- Gather evidence. You can gather evidence at the scene of the incident. First, if there were any eyewitnesses, get their names and contact information as soon as possible because they can provide testimony to the insurance carriers. You can use your cell phone to take photographs of anything at the scene, including vehicle damage, debris, traffic and weather conditions, and more. Make a note of any video cameras on nearby homes or businesses because they may have captured footage of the distracted driver.
- Contact an attorney. A skilled distracted driving accident lawyer in Chicago will be able to take additional steps needed to gather evidence in order to prove liability. They will handle every aspect of the claim on your behalf, including negotiations with insurance companies.
- Keep records. In the days and weeks that follow the crash, you need to keep meticulous records of everything related to the incident. This includes keeping track of any property damage estimates or bills, all medical records and medical bills, your household out-of-pocket expenses, and more.
It is critical for victims of distracted driving accidents to understand that they have a limited amount of time to file these cases in court. The Illinois personal injury statute of limitations is two years from the date an injury occurs. This means that a distracted driving crash victim has to file their case against the alleged negligent driver within two years from the date the accident occurs. Failing to do so will likely result in the case being dismissed and the victim being unable to recover the compensation they need.

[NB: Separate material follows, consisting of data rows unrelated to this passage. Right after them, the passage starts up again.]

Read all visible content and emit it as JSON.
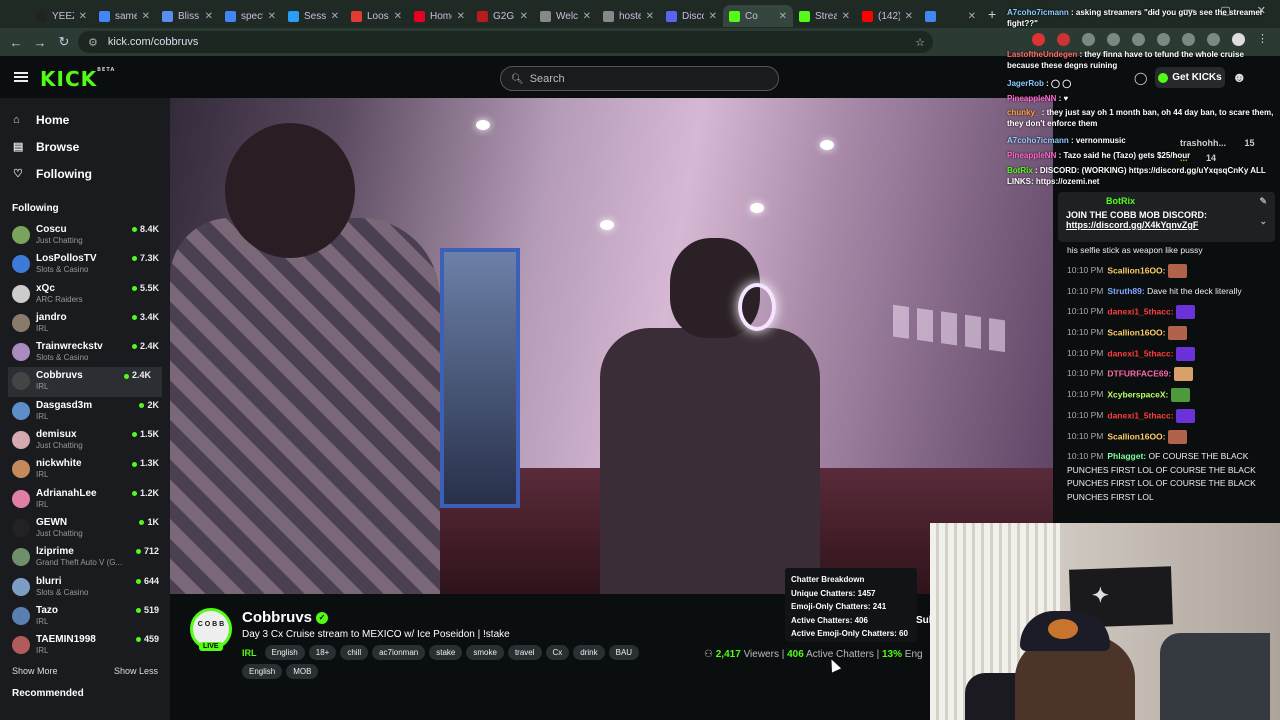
{
  "browser": {
    "tabs": [
      {
        "label": "YEEZY",
        "color": "#222222"
      },
      {
        "label": "same",
        "color": "#4285f4"
      },
      {
        "label": "Bliss",
        "color": "#5b8def"
      },
      {
        "label": "specti",
        "color": "#4285f4"
      },
      {
        "label": "Sessio",
        "color": "#2a9df4"
      },
      {
        "label": "Loose",
        "color": "#e03c31"
      },
      {
        "label": "Home",
        "color": "#e60023"
      },
      {
        "label": "G2G",
        "color": "#b71c1c"
      },
      {
        "label": "Welco",
        "color": "#888888"
      },
      {
        "label": "hostea",
        "color": "#888888"
      },
      {
        "label": "Disco",
        "color": "#5865f2"
      },
      {
        "label": "Co",
        "color": "#53fc18"
      },
      {
        "label": "Strean",
        "color": "#53fc18"
      },
      {
        "label": "(142)",
        "color": "#ff0000"
      },
      {
        "label": "",
        "color": "#4285f4"
      }
    ],
    "url": "kick.com/cobbruvs"
  },
  "header": {
    "logo": "KICK",
    "logo_badge": "BETA",
    "search_placeholder": "Search",
    "get_kicks": "Get KICKs"
  },
  "sidebar": {
    "nav": [
      {
        "label": "Home",
        "icon": "home-icon",
        "glyph": "⌂"
      },
      {
        "label": "Browse",
        "icon": "browse-icon",
        "glyph": "▤"
      },
      {
        "label": "Following",
        "icon": "heart-icon",
        "glyph": "♡"
      }
    ],
    "following_heading": "Following",
    "channels": [
      {
        "name": "Coscu",
        "category": "Just Chatting",
        "viewers": "8.4K",
        "color": "#7aa35b"
      },
      {
        "name": "LosPollosTV",
        "category": "Slots & Casino",
        "viewers": "7.3K",
        "color": "#3d7bd8"
      },
      {
        "name": "xQc",
        "category": "ARC Raiders",
        "viewers": "5.5K",
        "color": "#cccccc"
      },
      {
        "name": "jandro",
        "category": "IRL",
        "viewers": "3.4K",
        "color": "#8a7a6c"
      },
      {
        "name": "Trainwreckstv",
        "category": "Slots & Casino",
        "viewers": "2.4K",
        "color": "#a88cc0"
      },
      {
        "name": "Cobbruvs",
        "category": "IRL",
        "viewers": "2.4K",
        "color": "#444444"
      },
      {
        "name": "Dasgasd3m",
        "category": "IRL",
        "viewers": "2K",
        "color": "#5d8ec7"
      },
      {
        "name": "demisux",
        "category": "Just Chatting",
        "viewers": "1.5K",
        "color": "#d6a8b0"
      },
      {
        "name": "nickwhite",
        "category": "IRL",
        "viewers": "1.3K",
        "color": "#c48a5c"
      },
      {
        "name": "AdrianahLee",
        "category": "IRL",
        "viewers": "1.2K",
        "color": "#e07fa6"
      },
      {
        "name": "GEWN",
        "category": "Just Chatting",
        "viewers": "1K",
        "color": "#222222"
      },
      {
        "name": "lziprime",
        "category": "Grand Theft Auto V (G...",
        "viewers": "712",
        "color": "#6f8f6a"
      },
      {
        "name": "blurri",
        "category": "Slots & Casino",
        "viewers": "644",
        "color": "#7d9dc4"
      },
      {
        "name": "Tazo",
        "category": "IRL",
        "viewers": "519",
        "color": "#5a7fb0"
      },
      {
        "name": "TAEMIN1998",
        "category": "IRL",
        "viewers": "459",
        "color": "#b35a5a"
      }
    ],
    "show_more": "Show More",
    "show_less": "Show Less",
    "recommended": "Recommended"
  },
  "stream": {
    "avatar_text": "C O B B",
    "live": "LIVE",
    "name": "Cobbruvs",
    "verified_glyph": "✓",
    "title": "Day 3 Cx Cruise stream to MEXICO w/ Ice Poseidon | !stake",
    "category": "IRL",
    "tags": [
      "English",
      "18+",
      "chill",
      "ac7ionman",
      "stake",
      "smoke",
      "travel",
      "Cx",
      "drink",
      "BAU"
    ],
    "tags2": [
      "English",
      "MOB"
    ],
    "viewers": "2,417",
    "viewers_label": "Viewers",
    "active": "406",
    "active_label": "Active Chatters",
    "engaged": "13%",
    "engaged_label": "Eng",
    "sub_label": "Sub"
  },
  "tooltip": {
    "title": "Chatter Breakdown",
    "unique": "Unique Chatters: 1457",
    "emoji_only": "Emoji-Only Chatters: 241",
    "active": "Active Chatters: 406",
    "active_emoji": "Active Emoji-Only Chatters: 60"
  },
  "overlay_chat": [
    {
      "user": "A7coho7icmann",
      "text": " : asking streamers \"did you guys see the streamer fight??\"",
      "color": "#8ecbff"
    },
    {
      "user": "LastoftheUndegen",
      "text": " : they finna have to tefund the whole cruise because these degns ruining",
      "color": "#ff6b6b"
    },
    {
      "user": "JagerRob",
      "text": " : ◯ ◯",
      "color": "#8ecbff"
    },
    {
      "user": "PineappleNN",
      "text": " : ♥",
      "color": "#ff66cc"
    },
    {
      "user": "chunky_",
      "text": " : they just say oh 1 month ban, oh 44 day ban, to scare them, they don't enforce them",
      "color": "#ff9f40"
    },
    {
      "user": "A7coho7icmann",
      "text": " : vernonmusic",
      "color": "#8ecbff"
    },
    {
      "user": "PineappleNN",
      "text": " : Tazo said he (Tazo) gets $25/hour",
      "color": "#ff66cc"
    },
    {
      "user": "BotRix",
      "text": " : DISCORD: (WORKING) https://discord.gg/uYxqsqCnKy ALL LINKS: https://ozemi.net",
      "color": "#53fc18"
    }
  ],
  "overlay_side": [
    {
      "name": "trashohh...",
      "count": "15"
    },
    {
      "name": "...",
      "count": "14"
    }
  ],
  "pinned": {
    "author": "BotRix",
    "text": "JOIN THE COBB MOB DISCORD:",
    "link": "https://discord.gg/X4kYqnvZgF"
  },
  "chat": [
    {
      "time": "",
      "user": "",
      "text": "his selfie stick as weapon like pussy",
      "color": "#ffffff",
      "emote": ""
    },
    {
      "time": "10:10 PM",
      "user": "Scallion16OO:",
      "text": "",
      "color": "#ffcc66",
      "emote": "#b0634a"
    },
    {
      "time": "10:10 PM",
      "user": "Struth89:",
      "text": "Dave hit the deck literally",
      "color": "#7fa8ff",
      "emote": ""
    },
    {
      "time": "10:10 PM",
      "user": "danexi1_5thacc:",
      "text": "",
      "color": "#ff3b3b",
      "emote": "#6a32d8"
    },
    {
      "time": "10:10 PM",
      "user": "Scallion16OO:",
      "text": "",
      "color": "#ffcc66",
      "emote": "#b0634a"
    },
    {
      "time": "10:10 PM",
      "user": "danexi1_5thacc:",
      "text": "",
      "color": "#ff3b3b",
      "emote": "#6a32d8"
    },
    {
      "time": "10:10 PM",
      "user": "DTFURFACE69:",
      "text": "",
      "color": "#ff66aa",
      "emote": "#d9a06b"
    },
    {
      "time": "10:10 PM",
      "user": "XcyberspaceX:",
      "text": "",
      "color": "#b9ff66",
      "emote": "#4c9a3c"
    },
    {
      "time": "10:10 PM",
      "user": "danexi1_5thacc:",
      "text": "",
      "color": "#ff3b3b",
      "emote": "#6a32d8"
    },
    {
      "time": "10:10 PM",
      "user": "Scallion16OO:",
      "text": "",
      "color": "#ffcc66",
      "emote": "#b0634a"
    },
    {
      "time": "10:10 PM",
      "user": "Phlagget:",
      "text": "OF COURSE THE BLACK PUNCHES FIRST LOL OF COURSE THE BLACK PUNCHES FIRST LOL OF COURSE THE BLACK PUNCHES FIRST LOL",
      "color": "#7cff9a",
      "emote": ""
    }
  ],
  "colors": {
    "accent": "#53fc18",
    "bg": "#0b0e0f",
    "sidebar": "#191b1f"
  }
}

However, it is important to realize that the insurance carriers involved in these cases typically have much shorter timeframes in place. Most insurance carriers implement deadlines of a day or two after the accident occurs for reporting the incident. Failing to report a car accident to an insurance carrier promptly could result in the claim being delayed or even denied altogether.What About Partial Fault For A Distracted Driving Crash?
If you have been involved in a vehicle accident caused by someone else, you should be entitled to compensation for your losses. However, if you are partially at fault for causing a vehicle accident, this can complicate the car accident claim. In Illinois, this state operates under what is called a “modified comparative negligence” system. This means that individuals can still recover compensation if they are less than 50% at fault for causing their own injuries or damages.
- Any individual 50% or more responsible for causing their own injuries will be unable to recover compensation for their losses.
- If an individual is less than 50% responsible, the total amount of compensation they receive will be reduced based on their percentage of fault.
For example, Samantha comes to a four-way stop sign but decides to only slow down and then cruise through. In this scenario, let us suppose that Bobby is coming from the other direction but is busy looking at his cell phone screen and fails to stop at his stop sign.
What happens if Bobby's vehicle slams into the side of Samantha's vehicle?
In this scenario, let us assume that a witness comes forward and says that they saw Bobby disregard the stop sign because he was looking at a cell phone. However, traffic cam footage also saw Samantha go through the stop sign after only slowing down. Let us assume that a jury decides that Bobby is 60% at fault and that Samantha is 40% at fault for the incident. If Samantha sustained $10,000 worth of damages, she would receive only $6,000 in total compensation to account for her percentage of the fault.Contact Our Chicago Distracted Driving Accident Attorneys Today
The total amount of compensation awarded will vary depending on the specific factors related to each particular client's case. When you need a Chicago distracted driving accident attorney, you can contact us for a free consultation of your case by clicking here or calling (312) 781-1977.